FORGET the debacle that was South Africa's entry to the Venice Biennale in 1993. When what is arguably the world's major art fair opens this weekend in that city of dreams and sordid waterways, South Africa, pristine in liberation, will be back.
Nearly three decades of sanctions and boycotts will have ended as Cape Town artist Malcolm Payne unveils the piece he has created/curated for the festival — whose theme is, appropriately enough, Identita et Ulterita (loosely translated as Identity and Difference).
The 1993 participation, though formally solicited, ended up as a salad of South African art under apartheid; though much of the art was of real quality, the exhibition as a whole lacked perspective and curatorial intent. In the rarefied context of the Venice Biennale, increasingly seen as a kind of concrete symposium on contemporary art, the effect was rather like cutting off one's head. Or maybe just putting a bag over it.
As Payne noted in proposing the piece which was finally selected to represent South Africa, the audience for the Biennale is "the rest of the world … the international art community … not us". Hence, it was necessary that a statement be made, a position adopted. Most particularly, it was necessary that South Africa position itself in relation to the Biennale as a global art institution.
Payne's piece responds to what were generally considered the major pieces on the 1993 Venice Biennale: Ilya Kabakov's emptying out of the Russian pavilion, and Hans Haacke's brutalisation (he dug up the floor) of the German pavilion.

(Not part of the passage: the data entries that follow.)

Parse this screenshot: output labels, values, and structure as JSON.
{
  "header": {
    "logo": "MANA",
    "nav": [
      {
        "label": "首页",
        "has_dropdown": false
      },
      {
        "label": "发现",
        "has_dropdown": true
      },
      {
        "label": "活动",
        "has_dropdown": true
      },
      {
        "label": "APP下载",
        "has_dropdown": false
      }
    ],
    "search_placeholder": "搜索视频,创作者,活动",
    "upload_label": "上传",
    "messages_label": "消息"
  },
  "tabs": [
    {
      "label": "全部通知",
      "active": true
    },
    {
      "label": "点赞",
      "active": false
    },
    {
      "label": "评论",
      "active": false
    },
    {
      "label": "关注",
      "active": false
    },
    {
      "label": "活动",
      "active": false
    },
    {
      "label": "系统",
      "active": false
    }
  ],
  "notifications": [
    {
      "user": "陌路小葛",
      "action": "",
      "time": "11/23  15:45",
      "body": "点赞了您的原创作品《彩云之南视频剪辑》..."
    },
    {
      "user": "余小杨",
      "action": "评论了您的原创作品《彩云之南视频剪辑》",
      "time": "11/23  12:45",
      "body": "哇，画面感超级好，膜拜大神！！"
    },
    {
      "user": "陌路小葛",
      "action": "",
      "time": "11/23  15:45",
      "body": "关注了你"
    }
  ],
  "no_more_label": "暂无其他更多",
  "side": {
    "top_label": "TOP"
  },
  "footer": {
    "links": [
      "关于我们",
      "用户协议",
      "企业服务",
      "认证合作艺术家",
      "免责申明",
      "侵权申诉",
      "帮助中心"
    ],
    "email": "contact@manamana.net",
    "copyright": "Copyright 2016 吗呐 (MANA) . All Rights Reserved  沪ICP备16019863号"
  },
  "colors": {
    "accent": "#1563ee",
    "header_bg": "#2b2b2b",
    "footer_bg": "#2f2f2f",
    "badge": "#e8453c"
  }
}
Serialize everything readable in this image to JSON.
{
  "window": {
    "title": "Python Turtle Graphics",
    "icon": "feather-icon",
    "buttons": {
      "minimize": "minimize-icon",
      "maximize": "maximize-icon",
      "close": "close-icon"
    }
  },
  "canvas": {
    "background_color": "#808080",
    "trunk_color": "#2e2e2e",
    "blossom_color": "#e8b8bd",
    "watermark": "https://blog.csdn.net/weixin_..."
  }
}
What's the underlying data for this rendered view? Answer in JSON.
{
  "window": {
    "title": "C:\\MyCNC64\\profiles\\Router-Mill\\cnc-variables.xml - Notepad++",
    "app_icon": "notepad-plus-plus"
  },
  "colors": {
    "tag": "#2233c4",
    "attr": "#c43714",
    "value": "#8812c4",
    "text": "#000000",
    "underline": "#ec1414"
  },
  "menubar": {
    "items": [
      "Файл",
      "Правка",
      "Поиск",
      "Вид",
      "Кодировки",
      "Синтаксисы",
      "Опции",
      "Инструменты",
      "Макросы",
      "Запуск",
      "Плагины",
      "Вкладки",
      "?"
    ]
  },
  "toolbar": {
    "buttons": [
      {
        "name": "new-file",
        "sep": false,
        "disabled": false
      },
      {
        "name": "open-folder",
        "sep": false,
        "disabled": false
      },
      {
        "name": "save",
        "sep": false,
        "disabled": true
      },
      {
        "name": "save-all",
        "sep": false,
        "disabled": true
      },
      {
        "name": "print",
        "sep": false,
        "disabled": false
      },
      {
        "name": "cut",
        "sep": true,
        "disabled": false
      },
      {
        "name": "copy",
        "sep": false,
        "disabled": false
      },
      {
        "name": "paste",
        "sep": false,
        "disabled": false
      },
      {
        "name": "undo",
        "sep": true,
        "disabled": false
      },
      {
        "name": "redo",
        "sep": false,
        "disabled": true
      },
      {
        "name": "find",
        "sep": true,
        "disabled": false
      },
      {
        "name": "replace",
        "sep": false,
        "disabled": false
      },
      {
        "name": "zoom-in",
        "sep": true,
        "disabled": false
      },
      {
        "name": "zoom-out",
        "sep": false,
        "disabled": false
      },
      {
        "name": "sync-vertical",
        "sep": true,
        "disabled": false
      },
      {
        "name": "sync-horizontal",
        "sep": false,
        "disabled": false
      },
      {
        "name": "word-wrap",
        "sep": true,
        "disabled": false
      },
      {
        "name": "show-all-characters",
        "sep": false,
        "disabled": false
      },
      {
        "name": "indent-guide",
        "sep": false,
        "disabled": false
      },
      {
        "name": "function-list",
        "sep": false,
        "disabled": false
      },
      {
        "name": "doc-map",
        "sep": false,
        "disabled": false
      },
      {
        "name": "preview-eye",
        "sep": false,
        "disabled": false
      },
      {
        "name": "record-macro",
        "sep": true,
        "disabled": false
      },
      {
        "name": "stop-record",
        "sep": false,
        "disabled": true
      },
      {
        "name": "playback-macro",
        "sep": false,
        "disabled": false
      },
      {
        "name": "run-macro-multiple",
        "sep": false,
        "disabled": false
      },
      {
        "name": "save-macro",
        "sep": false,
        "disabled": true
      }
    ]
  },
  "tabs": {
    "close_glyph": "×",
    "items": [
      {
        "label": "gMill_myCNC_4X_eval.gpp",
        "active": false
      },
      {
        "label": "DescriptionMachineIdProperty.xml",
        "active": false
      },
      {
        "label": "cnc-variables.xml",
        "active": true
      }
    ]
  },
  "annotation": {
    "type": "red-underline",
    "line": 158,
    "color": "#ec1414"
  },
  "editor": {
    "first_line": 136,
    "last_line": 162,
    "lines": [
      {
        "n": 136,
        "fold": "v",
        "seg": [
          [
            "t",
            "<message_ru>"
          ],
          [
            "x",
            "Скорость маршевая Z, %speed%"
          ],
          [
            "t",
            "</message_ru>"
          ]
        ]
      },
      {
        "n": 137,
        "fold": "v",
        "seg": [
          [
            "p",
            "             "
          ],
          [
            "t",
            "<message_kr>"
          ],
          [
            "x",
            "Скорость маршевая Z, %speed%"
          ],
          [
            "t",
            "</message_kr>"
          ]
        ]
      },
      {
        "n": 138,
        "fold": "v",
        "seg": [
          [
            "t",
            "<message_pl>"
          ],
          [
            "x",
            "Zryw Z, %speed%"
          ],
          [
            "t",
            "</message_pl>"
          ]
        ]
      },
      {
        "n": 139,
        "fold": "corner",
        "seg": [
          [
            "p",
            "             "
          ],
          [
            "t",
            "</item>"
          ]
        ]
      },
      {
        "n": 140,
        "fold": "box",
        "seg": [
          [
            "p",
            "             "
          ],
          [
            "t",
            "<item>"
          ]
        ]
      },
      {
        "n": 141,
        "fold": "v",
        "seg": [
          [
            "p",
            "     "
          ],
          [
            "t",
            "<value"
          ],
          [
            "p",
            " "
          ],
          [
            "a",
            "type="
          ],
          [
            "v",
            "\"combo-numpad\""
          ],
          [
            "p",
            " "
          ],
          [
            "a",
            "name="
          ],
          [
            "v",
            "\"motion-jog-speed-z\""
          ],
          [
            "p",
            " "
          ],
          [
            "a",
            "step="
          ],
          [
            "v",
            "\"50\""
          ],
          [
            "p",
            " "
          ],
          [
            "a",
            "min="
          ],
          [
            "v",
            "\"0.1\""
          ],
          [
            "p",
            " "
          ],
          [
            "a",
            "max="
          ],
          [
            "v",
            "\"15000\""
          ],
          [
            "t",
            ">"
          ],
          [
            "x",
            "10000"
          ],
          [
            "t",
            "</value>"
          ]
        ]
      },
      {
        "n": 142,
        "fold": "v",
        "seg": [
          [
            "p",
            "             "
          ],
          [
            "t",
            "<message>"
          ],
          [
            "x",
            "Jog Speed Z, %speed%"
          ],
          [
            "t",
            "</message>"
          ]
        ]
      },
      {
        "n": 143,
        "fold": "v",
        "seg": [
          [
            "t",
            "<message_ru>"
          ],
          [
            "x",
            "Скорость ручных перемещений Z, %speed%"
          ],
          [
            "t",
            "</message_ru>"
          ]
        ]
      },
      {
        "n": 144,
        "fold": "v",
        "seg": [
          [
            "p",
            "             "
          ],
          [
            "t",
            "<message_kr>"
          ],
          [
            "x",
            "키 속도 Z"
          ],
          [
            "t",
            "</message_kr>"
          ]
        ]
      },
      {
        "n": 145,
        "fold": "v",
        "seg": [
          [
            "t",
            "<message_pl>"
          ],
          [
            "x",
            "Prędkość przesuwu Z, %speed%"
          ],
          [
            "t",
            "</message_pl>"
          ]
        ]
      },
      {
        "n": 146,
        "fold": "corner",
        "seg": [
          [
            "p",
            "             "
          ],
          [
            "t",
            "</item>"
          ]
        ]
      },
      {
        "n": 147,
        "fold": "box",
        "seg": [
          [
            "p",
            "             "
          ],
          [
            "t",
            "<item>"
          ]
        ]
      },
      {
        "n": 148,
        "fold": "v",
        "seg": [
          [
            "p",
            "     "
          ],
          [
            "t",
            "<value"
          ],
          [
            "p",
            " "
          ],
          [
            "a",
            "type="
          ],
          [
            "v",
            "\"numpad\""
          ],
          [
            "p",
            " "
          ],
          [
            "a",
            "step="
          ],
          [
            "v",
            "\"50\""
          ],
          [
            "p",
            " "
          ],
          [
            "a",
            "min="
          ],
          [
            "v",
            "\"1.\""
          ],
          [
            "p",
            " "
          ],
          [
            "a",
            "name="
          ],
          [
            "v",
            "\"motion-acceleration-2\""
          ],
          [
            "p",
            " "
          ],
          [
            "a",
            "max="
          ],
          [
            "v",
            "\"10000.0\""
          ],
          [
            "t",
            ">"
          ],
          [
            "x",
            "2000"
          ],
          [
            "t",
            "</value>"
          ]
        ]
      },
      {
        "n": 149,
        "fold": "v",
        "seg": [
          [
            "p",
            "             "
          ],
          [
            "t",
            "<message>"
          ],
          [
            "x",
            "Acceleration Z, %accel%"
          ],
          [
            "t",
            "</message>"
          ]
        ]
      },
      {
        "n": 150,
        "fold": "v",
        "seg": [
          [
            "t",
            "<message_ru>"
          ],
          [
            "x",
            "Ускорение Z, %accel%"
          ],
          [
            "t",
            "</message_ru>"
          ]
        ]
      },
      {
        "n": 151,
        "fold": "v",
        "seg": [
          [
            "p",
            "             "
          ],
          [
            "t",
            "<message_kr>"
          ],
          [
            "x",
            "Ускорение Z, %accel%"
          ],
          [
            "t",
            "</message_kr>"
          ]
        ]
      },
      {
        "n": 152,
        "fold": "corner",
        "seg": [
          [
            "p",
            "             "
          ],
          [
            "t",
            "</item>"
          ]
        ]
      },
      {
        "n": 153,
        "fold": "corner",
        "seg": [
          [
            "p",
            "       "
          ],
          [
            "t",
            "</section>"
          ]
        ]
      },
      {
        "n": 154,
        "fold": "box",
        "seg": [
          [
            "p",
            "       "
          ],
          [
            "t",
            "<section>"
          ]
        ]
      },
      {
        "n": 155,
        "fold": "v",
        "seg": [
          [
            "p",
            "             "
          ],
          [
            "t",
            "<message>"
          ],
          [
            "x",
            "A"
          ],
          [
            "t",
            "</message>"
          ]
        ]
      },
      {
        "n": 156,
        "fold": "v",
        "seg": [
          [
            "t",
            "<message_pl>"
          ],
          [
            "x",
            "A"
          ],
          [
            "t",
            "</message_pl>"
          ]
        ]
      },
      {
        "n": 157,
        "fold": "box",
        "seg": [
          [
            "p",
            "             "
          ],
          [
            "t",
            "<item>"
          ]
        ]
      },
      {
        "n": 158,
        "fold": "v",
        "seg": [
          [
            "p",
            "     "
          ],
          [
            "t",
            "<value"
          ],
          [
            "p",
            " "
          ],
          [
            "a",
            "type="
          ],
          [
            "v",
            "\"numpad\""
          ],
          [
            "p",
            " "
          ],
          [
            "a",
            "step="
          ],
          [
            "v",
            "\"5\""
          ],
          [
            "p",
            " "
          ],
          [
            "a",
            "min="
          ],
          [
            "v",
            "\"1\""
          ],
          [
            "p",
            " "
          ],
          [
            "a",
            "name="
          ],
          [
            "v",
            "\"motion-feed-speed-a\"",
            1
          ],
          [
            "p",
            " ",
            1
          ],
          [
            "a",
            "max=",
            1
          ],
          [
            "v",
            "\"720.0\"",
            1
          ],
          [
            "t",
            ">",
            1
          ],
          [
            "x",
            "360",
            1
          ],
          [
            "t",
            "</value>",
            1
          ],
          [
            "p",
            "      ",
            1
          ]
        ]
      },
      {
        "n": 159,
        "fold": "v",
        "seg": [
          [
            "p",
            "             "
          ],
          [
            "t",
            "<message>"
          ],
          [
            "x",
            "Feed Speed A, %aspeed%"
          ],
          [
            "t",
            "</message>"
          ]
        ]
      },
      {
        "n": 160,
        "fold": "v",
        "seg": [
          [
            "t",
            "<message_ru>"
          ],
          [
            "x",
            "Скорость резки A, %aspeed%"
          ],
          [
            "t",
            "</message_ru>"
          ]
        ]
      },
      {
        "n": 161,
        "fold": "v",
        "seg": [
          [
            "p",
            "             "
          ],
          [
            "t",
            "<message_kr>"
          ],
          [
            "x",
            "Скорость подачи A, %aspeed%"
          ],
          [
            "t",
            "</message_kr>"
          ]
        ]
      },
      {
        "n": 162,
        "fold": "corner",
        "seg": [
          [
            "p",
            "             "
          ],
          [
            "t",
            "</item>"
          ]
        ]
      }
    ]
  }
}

But, as opposed to such gestures of despoilment, Payne has chosen to mark the presence of South Africa via construction.
In allusion to the political past of South Africa, its isolation and the silence of oppression, Payne decided to brick up the exhibition venue provided by the municipality of Venice in the absence of a South African pavilion — with little boxes of memory let into the windows. At the same time he has built additional walls of remembrance in selected sites among the national pavilions — near those of the United States, the United Kingdom and the Netherlands. Embedded in these walls are boxes, some remembering dead artists, others empty, others again containing works by contemporary South African artists.
These include Randolph Hartzenberg, who has constructed, in two separate inset boxes, a space filled with medicine vials and offset by two taps; and Brett Murray, who has taken a banal, painted townscape of Stellenbosch and peopled it with a touristy black tribal couple in one box, and performed a similarly pointed populating of landscape in the other.
The whole work becomes, at the same time, a site of memory, a clearing of the past, and a record of identity. Its key moment is a dialogue box which reads: 1997-. That is the point to be made about the present.
* It is appropriate that the only other piece by a South African at the 1995 Venice Biennale is Jane Alexander's The Butcher Boys.
Chosen by Biennale director Jean Clair, formerly director of the Picasso Museum in Paris, for inclusion in his showcase international exhibition, The Butcher Boys come out of, and serve as icons for, a particular period of South African history. They are about the muteness, brutalisation and horror of this country in the 1980s. In the context of Clair's exhibition — which takes the human figure as its subject, and whose avowed intention is to assert the continuing viability of traditional values in art — they make a similar point to that which underlies Malcolm Payne's piece.
Ivor Powell was a member of the selection panel for South Africa's participation at the Venice Biennale